### Problem to work on:
All lines of the entries with "Pinning" in them must be listed.

### Records shown:

- - - - - - -

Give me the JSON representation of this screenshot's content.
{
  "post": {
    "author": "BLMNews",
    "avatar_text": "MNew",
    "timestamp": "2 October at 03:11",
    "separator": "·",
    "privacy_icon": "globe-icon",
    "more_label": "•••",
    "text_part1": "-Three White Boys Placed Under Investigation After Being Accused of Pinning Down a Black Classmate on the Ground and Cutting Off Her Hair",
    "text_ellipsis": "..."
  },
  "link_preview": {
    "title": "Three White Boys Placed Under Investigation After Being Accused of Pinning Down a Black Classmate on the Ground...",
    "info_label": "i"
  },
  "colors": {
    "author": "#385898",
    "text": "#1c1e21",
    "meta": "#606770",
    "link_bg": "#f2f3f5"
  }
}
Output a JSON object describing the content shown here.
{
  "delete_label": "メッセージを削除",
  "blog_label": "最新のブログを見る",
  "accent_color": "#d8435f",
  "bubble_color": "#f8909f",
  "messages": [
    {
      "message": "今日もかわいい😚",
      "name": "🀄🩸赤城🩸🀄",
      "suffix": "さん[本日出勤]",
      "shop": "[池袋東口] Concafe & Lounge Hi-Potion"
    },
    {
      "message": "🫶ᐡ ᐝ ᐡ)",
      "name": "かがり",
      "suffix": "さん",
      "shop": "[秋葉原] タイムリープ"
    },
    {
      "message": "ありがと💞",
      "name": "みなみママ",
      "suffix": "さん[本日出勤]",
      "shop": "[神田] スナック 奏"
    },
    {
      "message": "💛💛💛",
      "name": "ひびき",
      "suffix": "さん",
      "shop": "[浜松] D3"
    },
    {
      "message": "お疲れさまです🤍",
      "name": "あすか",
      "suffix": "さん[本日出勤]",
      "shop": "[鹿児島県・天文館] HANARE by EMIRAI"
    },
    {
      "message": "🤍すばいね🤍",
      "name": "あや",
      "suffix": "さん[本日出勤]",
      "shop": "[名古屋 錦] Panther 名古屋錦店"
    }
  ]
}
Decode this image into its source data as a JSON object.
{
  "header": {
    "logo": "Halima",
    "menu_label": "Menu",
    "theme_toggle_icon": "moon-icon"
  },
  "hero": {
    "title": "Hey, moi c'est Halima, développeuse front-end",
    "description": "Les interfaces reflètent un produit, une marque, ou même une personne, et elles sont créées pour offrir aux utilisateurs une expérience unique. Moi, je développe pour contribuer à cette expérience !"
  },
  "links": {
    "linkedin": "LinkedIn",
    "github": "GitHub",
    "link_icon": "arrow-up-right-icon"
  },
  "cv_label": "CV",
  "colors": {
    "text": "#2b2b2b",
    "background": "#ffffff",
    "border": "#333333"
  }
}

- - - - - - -

### Written answer:
    "text_part1": "-Three White Boys Placed Under Investigation After Being Accused of Pinning Down a Black Classmate on the Ground and Cutting Off Her Hair",
    "title": "Three White Boys Placed Under Investigation After Being Accused of Pinning Down a Black Classmate on the Ground...",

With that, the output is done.